Data for analysis —
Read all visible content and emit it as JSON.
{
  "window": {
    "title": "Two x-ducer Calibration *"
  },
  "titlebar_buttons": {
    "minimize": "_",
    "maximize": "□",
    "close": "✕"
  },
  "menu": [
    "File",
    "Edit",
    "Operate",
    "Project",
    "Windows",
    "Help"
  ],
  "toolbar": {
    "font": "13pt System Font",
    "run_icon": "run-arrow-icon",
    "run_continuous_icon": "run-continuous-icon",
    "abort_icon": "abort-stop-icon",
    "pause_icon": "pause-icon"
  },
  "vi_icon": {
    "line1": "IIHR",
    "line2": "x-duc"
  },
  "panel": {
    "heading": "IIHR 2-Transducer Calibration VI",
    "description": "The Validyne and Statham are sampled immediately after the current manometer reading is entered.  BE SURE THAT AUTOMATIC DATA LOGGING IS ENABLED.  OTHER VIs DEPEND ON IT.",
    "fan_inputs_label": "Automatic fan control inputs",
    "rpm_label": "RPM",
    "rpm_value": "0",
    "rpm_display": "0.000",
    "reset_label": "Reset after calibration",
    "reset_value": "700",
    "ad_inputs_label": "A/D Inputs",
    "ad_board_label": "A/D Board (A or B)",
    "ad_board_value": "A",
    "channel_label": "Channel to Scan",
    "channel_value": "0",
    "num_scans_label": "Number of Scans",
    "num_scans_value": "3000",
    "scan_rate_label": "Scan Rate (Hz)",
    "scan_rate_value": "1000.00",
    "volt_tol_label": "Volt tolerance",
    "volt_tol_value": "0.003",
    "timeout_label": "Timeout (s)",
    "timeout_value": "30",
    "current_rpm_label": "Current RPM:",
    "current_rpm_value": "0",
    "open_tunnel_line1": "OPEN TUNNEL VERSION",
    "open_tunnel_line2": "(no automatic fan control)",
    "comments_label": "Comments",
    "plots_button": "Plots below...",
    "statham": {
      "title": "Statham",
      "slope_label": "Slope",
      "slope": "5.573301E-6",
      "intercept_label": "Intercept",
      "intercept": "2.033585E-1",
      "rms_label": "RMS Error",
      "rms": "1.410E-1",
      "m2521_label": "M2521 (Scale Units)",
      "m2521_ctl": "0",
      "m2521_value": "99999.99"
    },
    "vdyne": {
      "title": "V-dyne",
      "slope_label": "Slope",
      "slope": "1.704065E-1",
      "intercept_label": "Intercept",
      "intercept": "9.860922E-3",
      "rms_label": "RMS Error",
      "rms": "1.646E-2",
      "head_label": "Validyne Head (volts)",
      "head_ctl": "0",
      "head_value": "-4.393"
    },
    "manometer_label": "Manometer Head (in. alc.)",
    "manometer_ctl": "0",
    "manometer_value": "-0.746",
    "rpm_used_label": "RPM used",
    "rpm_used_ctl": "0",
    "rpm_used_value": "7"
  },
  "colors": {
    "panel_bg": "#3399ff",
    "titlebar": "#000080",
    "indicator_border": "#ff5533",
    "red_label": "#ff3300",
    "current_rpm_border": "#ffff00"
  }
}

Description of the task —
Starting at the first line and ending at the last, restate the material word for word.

Written solution —
Read all visible content and emit it as JSON.
{
  "window": {
    "title": "Two x-ducer Calibration *"
  },
  "titlebar_buttons": {
    "minimize": "_",
    "maximize": "□",
    "close": "✕"
  },
  "menu": [
    "File",
    "Edit",
    "Operate",
    "Project",
    "Windows",
    "Help"
  ],
  "toolbar": {
    "font": "13pt System Font",
    "run_icon": "run-arrow-icon",
    "run_continuous_icon": "run-continuous-icon",
    "abort_icon": "abort-stop-icon",
    "pause_icon": "pause-icon"
  },
  "vi_icon": {
    "line1": "IIHR",
    "line2": "x-duc"
  },
  "panel": {
    "heading": "IIHR 2-Transducer Calibration VI",
    "description": "The Validyne and Statham are sampled immediately after the current manometer reading is entered.  BE SURE THAT AUTOMATIC DATA LOGGING IS ENABLED.  OTHER VIs DEPEND ON IT.",
    "fan_inputs_label": "Automatic fan control inputs",
    "rpm_label": "RPM",
    "rpm_value": "0",
    "rpm_display": "0.000",
    "reset_label": "Reset after calibration",
    "reset_value": "700",
    "ad_inputs_label": "A/D Inputs",
    "ad_board_label": "A/D Board (A or B)",
    "ad_board_value": "A",
    "channel_label": "Channel to Scan",
    "channel_value": "0",
    "num_scans_label": "Number of Scans",
    "num_scans_value": "3000",
    "scan_rate_label": "Scan Rate (Hz)",
    "scan_rate_value": "1000.00",
    "volt_tol_label": "Volt tolerance",
    "volt_tol_value": "0.003",
    "timeout_label": "Timeout (s)",
    "timeout_value": "30",
    "current_rpm_label": "Current RPM:",
    "current_rpm_value": "0",
    "open_tunnel_line1": "OPEN TUNNEL VERSION",
    "open_tunnel_line2": "(no automatic fan control)",
    "comments_label": "Comments",
    "plots_button": "Plots below...",
    "statham": {
      "title": "Statham",
      "slope_label": "Slope",
      "slope": "5.573301E-6",
      "intercept_label": "Intercept",
      "intercept": "2.033585E-1",
      "rms_label": "RMS Error",
      "rms": "1.410E-1",
      "m2521_label": "M2521 (Scale Units)",
      "m2521_ctl": "0",
      "m2521_value": "99999.99"
    },
    "vdyne": {
      "title": "V-dyne",
      "slope_label": "Slope",
      "slope": "1.704065E-1",
      "intercept_label": "Intercept",
      "intercept": "9.860922E-3",
      "rms_label": "RMS Error",
      "rms": "1.646E-2",
      "head_label": "Validyne Head (volts)",
      "head_ctl": "0",
      "head_value": "-4.393"
    },
    "manometer_label": "Manometer Head (in. alc.)",
    "manometer_ctl": "0",
    "manometer_value": "-0.746",
    "rpm_used_label": "RPM used",
    "rpm_used_ctl": "0",
    "rpm_used_value": "7"
  },
  "colors": {
    "panel_bg": "#3399ff",
    "titlebar": "#000080",
    "indicator_border": "#ff5533",
    "red_label": "#ff3300",
    "current_rpm_border": "#ffff00"
  }
}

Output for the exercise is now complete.